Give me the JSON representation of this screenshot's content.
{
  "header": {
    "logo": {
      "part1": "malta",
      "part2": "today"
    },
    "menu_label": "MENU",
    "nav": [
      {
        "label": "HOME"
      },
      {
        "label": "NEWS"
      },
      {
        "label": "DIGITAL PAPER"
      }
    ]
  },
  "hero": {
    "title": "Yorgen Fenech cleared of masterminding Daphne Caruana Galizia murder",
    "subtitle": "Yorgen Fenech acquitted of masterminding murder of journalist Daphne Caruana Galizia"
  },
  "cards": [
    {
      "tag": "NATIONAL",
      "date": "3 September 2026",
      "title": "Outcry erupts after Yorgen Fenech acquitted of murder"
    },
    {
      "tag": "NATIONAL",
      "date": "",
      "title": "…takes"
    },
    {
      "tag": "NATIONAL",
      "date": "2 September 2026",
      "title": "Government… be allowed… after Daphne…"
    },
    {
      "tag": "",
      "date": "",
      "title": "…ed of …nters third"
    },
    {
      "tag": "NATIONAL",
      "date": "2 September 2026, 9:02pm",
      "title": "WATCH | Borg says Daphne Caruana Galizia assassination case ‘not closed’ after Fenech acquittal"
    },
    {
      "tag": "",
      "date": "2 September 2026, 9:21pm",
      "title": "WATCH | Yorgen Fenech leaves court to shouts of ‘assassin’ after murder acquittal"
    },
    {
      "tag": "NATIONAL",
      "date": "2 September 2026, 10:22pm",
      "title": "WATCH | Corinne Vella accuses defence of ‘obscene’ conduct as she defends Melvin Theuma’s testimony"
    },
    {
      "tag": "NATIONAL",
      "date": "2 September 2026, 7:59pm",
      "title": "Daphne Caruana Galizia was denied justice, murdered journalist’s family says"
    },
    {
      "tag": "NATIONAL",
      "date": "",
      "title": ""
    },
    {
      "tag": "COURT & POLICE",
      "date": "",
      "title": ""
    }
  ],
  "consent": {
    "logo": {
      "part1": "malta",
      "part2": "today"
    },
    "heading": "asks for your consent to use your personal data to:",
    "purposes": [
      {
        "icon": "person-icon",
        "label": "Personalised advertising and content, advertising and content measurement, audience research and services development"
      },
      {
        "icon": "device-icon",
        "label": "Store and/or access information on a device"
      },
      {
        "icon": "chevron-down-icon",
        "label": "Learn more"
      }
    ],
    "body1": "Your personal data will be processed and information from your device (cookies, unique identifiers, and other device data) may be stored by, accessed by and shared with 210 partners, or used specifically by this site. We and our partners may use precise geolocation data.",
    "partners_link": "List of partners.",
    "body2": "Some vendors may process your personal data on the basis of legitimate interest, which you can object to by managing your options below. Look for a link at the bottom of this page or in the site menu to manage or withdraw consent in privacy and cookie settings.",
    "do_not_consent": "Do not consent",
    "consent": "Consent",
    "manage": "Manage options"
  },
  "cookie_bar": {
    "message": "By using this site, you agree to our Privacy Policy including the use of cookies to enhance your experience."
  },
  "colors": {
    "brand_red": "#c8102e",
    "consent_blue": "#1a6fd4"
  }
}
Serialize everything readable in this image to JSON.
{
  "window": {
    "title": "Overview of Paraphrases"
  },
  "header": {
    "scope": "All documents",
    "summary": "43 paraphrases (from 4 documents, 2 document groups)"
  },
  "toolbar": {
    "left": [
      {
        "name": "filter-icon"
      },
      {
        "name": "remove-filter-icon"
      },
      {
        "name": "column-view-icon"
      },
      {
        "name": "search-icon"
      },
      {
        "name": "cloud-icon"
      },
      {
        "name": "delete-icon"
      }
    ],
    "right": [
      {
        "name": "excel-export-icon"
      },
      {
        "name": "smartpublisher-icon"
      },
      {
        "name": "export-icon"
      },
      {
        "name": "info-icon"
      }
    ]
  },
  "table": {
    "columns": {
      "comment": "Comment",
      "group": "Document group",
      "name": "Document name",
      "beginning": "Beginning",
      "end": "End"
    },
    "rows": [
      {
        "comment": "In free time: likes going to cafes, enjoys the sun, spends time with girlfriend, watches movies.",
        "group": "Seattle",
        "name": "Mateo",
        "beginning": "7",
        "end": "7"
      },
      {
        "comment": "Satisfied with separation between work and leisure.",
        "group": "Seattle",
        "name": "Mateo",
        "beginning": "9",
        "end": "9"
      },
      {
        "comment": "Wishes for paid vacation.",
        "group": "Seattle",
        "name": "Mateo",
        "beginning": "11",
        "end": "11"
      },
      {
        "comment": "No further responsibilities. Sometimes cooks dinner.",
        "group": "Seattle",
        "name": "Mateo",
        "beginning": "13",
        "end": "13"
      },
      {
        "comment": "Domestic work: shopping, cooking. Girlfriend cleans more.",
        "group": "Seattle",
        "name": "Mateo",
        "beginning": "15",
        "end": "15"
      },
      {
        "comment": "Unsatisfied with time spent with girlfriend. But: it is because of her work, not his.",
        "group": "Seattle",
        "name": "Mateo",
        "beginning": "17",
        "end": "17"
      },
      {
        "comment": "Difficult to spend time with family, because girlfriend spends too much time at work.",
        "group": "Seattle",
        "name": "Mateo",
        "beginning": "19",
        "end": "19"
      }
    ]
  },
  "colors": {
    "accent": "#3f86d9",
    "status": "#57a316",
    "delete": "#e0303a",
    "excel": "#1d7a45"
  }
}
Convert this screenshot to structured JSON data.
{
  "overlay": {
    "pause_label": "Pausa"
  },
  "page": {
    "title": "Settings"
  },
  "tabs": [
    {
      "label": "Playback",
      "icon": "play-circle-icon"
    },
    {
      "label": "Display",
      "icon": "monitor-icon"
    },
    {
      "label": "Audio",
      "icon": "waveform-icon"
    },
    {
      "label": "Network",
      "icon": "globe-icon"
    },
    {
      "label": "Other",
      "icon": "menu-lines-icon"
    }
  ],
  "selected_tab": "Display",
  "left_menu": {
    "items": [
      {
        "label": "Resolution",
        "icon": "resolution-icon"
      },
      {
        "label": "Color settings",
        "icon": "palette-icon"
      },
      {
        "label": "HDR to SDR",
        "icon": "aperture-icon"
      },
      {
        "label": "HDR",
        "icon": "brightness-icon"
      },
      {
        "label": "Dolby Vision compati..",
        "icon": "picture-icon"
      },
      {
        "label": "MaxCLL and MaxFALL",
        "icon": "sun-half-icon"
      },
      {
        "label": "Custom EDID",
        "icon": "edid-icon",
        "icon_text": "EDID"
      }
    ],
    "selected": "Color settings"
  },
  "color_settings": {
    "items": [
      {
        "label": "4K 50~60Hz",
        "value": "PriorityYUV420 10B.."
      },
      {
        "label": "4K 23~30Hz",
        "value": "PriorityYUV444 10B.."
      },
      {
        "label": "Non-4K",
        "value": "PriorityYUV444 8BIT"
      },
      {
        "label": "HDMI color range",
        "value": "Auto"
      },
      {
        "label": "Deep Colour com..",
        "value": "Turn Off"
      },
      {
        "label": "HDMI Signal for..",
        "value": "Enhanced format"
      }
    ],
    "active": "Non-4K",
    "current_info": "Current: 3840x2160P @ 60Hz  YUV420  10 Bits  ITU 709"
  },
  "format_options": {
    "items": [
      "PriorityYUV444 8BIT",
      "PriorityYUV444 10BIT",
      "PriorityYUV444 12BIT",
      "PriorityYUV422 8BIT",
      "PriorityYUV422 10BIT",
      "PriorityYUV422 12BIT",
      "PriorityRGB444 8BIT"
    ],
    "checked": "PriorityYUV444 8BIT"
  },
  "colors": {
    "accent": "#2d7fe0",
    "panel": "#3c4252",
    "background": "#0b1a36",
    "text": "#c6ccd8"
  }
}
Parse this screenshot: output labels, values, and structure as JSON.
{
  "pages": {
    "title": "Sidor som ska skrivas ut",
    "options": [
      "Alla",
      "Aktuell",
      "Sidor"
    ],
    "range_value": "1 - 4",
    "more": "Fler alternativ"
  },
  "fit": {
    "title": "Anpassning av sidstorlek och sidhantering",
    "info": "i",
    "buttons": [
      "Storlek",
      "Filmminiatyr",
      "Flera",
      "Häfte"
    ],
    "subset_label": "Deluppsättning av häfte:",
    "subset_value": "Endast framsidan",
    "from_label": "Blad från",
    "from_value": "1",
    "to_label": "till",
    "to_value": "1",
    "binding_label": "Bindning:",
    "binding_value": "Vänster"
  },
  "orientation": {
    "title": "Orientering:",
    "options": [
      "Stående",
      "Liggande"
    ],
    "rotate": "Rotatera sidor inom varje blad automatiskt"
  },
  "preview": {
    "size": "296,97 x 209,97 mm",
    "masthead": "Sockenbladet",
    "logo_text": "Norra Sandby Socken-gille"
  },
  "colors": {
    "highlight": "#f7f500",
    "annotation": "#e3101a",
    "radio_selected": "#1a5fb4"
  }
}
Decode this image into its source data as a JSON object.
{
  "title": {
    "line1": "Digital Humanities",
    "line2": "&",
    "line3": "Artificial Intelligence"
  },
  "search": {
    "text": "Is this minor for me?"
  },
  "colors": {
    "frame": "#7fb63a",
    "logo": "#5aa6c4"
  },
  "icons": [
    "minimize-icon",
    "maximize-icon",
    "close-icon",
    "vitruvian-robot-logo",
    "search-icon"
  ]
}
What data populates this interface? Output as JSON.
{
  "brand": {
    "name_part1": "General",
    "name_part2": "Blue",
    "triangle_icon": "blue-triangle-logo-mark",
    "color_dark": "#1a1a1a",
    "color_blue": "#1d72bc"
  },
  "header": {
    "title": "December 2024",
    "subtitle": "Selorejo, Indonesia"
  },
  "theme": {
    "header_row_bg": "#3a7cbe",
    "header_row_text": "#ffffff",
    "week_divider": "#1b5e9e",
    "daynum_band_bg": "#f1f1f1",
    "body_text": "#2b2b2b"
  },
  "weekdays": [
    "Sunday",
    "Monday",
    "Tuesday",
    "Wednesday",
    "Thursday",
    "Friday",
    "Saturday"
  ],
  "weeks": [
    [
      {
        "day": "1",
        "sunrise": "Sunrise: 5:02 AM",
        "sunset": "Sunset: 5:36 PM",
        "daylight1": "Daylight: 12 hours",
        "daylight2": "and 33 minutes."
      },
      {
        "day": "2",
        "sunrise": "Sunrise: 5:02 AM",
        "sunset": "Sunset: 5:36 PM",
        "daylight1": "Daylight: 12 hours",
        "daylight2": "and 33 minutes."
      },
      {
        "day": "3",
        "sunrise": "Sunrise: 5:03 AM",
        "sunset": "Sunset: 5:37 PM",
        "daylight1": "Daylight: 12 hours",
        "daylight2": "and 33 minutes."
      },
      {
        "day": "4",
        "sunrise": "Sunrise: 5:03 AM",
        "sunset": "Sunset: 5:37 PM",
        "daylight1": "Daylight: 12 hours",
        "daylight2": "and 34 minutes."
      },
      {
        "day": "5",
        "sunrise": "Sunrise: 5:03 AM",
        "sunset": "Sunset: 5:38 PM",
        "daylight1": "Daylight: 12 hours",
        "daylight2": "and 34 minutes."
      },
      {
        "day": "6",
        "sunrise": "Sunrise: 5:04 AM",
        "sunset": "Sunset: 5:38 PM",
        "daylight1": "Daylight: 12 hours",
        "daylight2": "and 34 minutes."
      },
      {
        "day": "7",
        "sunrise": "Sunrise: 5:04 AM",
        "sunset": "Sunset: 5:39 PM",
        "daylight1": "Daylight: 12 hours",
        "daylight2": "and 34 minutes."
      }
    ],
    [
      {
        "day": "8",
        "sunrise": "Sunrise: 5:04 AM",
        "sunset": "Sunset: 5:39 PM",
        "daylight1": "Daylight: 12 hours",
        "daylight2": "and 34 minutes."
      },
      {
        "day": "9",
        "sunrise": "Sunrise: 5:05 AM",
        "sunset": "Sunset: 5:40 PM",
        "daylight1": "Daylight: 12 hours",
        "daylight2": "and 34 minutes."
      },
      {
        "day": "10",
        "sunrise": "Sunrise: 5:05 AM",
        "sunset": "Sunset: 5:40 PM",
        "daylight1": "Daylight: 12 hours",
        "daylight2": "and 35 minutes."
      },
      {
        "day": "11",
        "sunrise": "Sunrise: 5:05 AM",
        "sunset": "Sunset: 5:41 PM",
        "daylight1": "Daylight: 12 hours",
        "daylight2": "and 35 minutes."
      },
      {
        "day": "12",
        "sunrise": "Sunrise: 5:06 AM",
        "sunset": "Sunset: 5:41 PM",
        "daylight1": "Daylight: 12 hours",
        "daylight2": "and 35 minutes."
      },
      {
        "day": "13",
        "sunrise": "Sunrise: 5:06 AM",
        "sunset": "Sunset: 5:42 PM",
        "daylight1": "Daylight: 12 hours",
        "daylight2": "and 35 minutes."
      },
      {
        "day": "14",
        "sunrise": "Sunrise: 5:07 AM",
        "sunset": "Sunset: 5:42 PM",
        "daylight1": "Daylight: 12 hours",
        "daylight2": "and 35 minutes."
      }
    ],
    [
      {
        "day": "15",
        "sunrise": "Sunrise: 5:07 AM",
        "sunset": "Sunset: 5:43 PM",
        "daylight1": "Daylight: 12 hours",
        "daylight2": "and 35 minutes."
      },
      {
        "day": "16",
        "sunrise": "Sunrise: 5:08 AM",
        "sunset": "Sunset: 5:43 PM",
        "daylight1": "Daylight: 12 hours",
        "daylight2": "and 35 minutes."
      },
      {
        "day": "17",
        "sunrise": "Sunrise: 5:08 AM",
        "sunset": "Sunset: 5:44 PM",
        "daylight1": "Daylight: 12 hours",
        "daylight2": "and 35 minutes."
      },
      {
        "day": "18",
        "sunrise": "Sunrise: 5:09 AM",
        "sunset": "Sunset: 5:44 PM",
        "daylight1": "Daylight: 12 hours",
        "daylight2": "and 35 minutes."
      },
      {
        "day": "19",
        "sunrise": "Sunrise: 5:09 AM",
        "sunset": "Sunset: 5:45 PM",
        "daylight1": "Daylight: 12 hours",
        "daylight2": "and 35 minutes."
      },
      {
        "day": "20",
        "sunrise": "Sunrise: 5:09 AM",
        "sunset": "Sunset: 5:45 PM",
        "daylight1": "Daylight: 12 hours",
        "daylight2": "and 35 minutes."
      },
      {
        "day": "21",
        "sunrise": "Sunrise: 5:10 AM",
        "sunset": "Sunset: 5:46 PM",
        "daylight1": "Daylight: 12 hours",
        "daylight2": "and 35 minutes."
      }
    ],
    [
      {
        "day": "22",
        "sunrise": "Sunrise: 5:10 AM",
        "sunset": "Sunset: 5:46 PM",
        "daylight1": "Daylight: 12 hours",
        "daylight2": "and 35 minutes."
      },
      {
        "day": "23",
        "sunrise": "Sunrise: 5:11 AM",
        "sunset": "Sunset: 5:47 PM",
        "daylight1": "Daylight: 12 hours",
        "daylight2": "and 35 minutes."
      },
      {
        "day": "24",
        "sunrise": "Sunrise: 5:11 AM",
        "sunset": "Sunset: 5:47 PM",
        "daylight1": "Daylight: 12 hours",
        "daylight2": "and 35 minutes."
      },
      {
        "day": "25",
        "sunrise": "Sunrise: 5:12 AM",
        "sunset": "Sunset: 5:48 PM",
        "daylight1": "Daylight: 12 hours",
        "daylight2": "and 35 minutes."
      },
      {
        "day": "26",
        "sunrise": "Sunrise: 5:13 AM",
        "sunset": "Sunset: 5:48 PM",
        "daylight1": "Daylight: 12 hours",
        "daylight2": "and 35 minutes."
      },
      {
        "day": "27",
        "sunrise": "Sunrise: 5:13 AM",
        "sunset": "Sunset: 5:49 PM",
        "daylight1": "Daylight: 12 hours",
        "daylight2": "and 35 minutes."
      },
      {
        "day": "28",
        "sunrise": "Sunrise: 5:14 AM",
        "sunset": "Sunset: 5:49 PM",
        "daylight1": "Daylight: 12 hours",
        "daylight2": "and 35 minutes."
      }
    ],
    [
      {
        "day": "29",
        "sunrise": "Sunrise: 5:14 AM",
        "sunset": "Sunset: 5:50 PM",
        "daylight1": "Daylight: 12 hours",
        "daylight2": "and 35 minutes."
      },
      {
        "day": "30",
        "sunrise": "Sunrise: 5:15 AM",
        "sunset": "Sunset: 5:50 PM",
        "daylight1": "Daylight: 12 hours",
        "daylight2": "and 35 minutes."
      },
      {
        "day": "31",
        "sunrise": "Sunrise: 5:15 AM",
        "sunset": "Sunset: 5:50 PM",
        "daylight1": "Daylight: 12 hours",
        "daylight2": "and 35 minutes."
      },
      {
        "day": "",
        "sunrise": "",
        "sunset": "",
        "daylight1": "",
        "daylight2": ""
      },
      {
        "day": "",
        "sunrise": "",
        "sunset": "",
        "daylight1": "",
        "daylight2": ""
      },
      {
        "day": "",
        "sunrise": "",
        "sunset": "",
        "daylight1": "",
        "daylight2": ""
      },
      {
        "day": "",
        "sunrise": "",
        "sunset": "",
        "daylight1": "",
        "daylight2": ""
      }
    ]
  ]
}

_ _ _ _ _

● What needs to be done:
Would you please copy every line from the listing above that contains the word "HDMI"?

● Written solution:
        "label": "HDMI color range",
        "label": "HDMI Signal for..",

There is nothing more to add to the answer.